Technical Drawing: Building, Industrial, and Graphic Design is a technical drawing focused design course, emphasizing the integration of form, space, function, and order into the development of products, imagery, and architectural works. Project work will emphasize community connections, blending technical instruction with studio assignments. Students will design and create ideas by combining materials, process/storyboarding, computer-aided design, and human factors. Aesthetic sensitivity, technical skills, and analytical thought are developed and applied to meet the challenge of designing products for the local and global needs of our community-based clients.

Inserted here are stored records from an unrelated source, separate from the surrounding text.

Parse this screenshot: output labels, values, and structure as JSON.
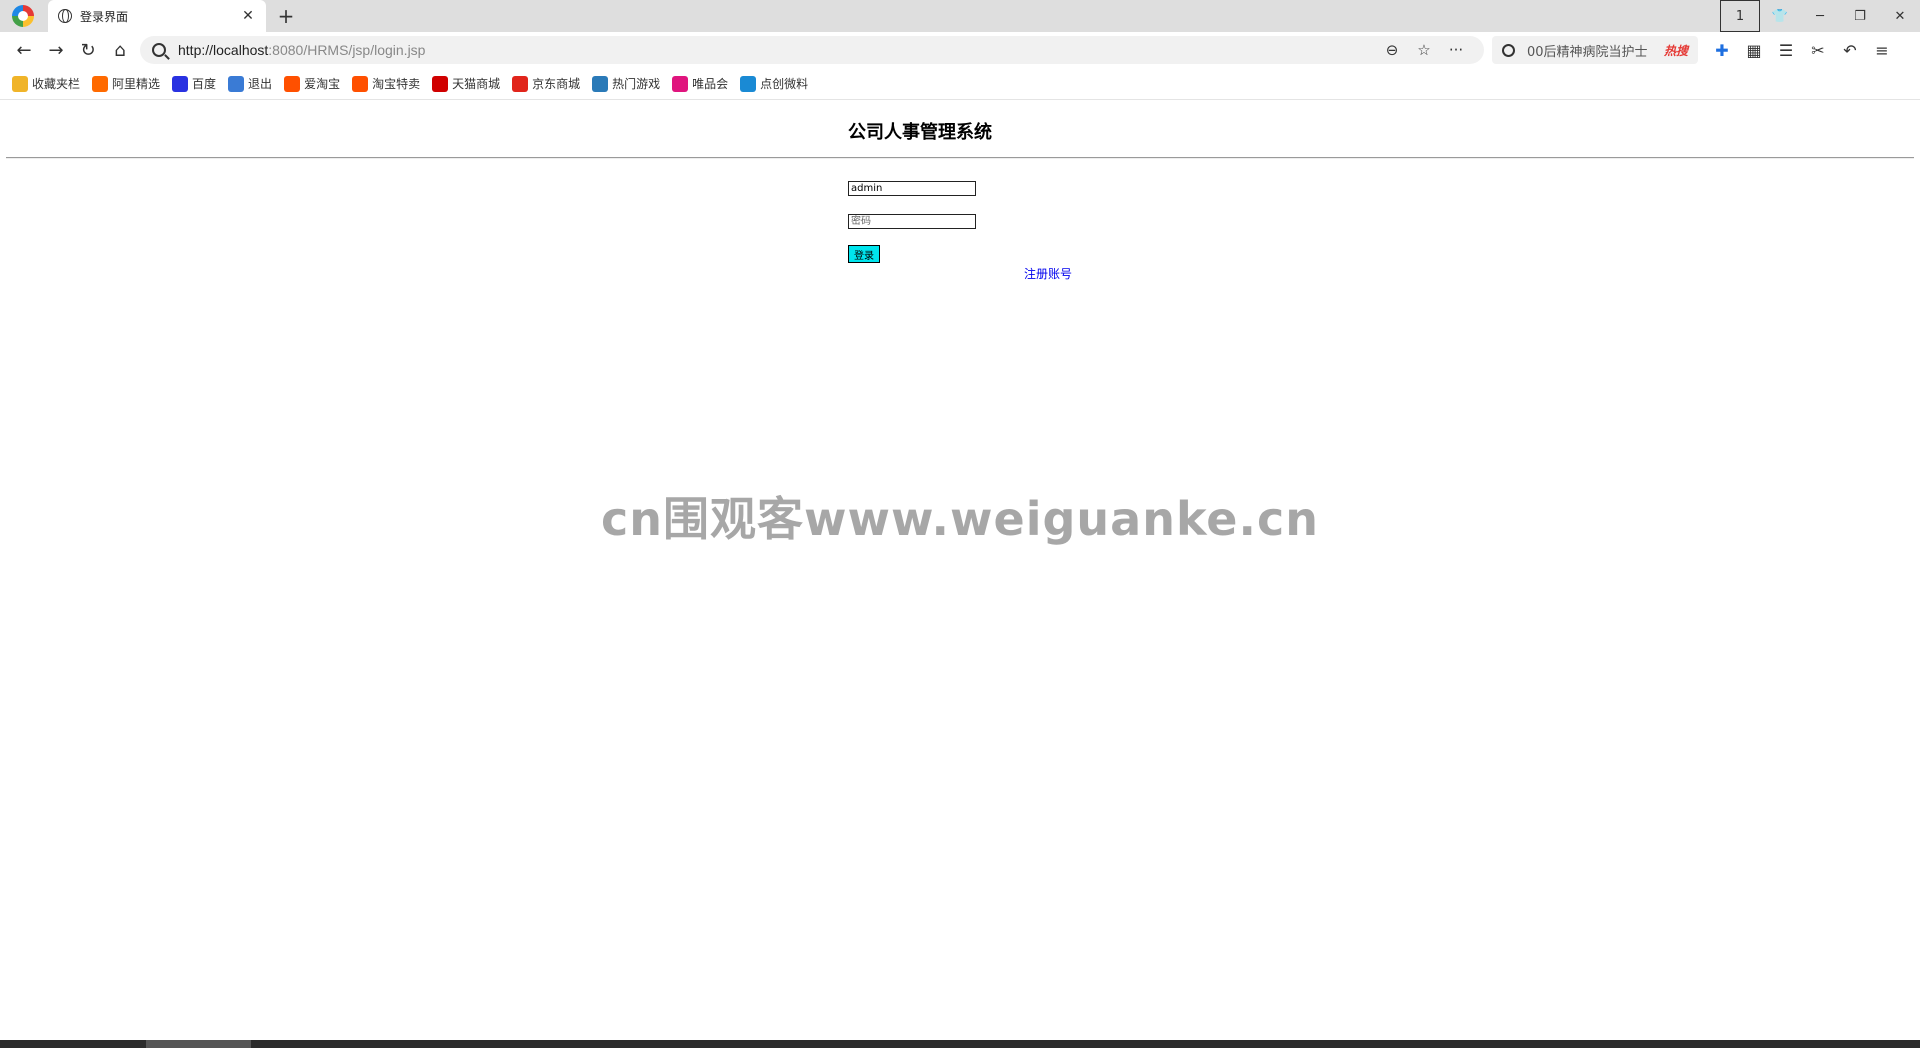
{
  "browser": {
    "tab_title": "登录界面",
    "tab_count": "1",
    "url_host": "http://localhost",
    "url_rest": ":8080/HRMS/jsp/login.jsp",
    "search_query": "00后精神病院当护士",
    "search_hot": "热搜"
  },
  "bookmarks": [
    {
      "label": "收藏夹栏",
      "icon": "folder-icon",
      "color": "#f0b429"
    },
    {
      "label": "阿里精选",
      "icon": "alibaba-icon",
      "color": "#ff6a00"
    },
    {
      "label": "百度",
      "icon": "baidu-paw-icon",
      "color": "#2932e1"
    },
    {
      "label": "退出",
      "icon": "feather-icon",
      "color": "#3a7bd5"
    },
    {
      "label": "爱淘宝",
      "icon": "taobao-icon",
      "color": "#ff5000"
    },
    {
      "label": "淘宝特卖",
      "icon": "taobao-icon",
      "color": "#ff5000"
    },
    {
      "label": "天猫商城",
      "icon": "tmall-icon",
      "color": "#d00000"
    },
    {
      "label": "京东商城",
      "icon": "jd-icon",
      "color": "#e1251b"
    },
    {
      "label": "热门游戏",
      "icon": "game-icon",
      "color": "#2a7ab8"
    },
    {
      "label": "唯品会",
      "icon": "vip-icon",
      "color": "#e0157e"
    },
    {
      "label": "点创微料",
      "icon": "dianchuang-icon",
      "color": "#1a8ad4"
    }
  ],
  "page": {
    "title": "公司人事管理系统",
    "username_value": "admin",
    "password_placeholder": "密码",
    "login_label": "登录",
    "register_label": "注册账号",
    "watermark": "cn围观客www.weiguanke.cn"
  }
}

Technical Theatre introduces all the major divisions of technical theater though lecture, demonstration, and practice, with an emphasis on safety. There will be training and practical application of the diverse skills that support performance. This is a very hands-on course. For instance, while students will study the nature of wood through lecture and handouts, they will learn the proper way to stack lumber by stacking lumber. The curriculum will be driven, in part, by requirements of the performing arts department. Therefore, depending on the shows and concerts, there will be more or less time spent on learning the proper use of lighting equipment or building benches. Lighting equipment might be used more for live performance or film. Students will be assigned events in which they will serve as board operators, technicians, and stagehands. Topics of study will include: maintenance of equipment and facilities, carpentry, electricity, sound equipment (live support and recording), scene painting, costuming, electronic control (light and sound), principles of light, and public event management. This class may be taken repeatedly for credit.
Theater Arts is structured to give students a better understanding of many aspects of theatre. Because the performing arts experience begins with the desire to make art and to tell a story, students learn to nurture and support a healthy ensemble so they can create together. Each class begins with a series of warm-ups that encourage play and creativity. Students learn to use actor tools through consistent vocal, physical, and imaginative work. Beginning acting techniques and improvisation skills coupled with the study and attendance of actual plays and musicals are key components of this course. This class may be taken repeatedly for credit.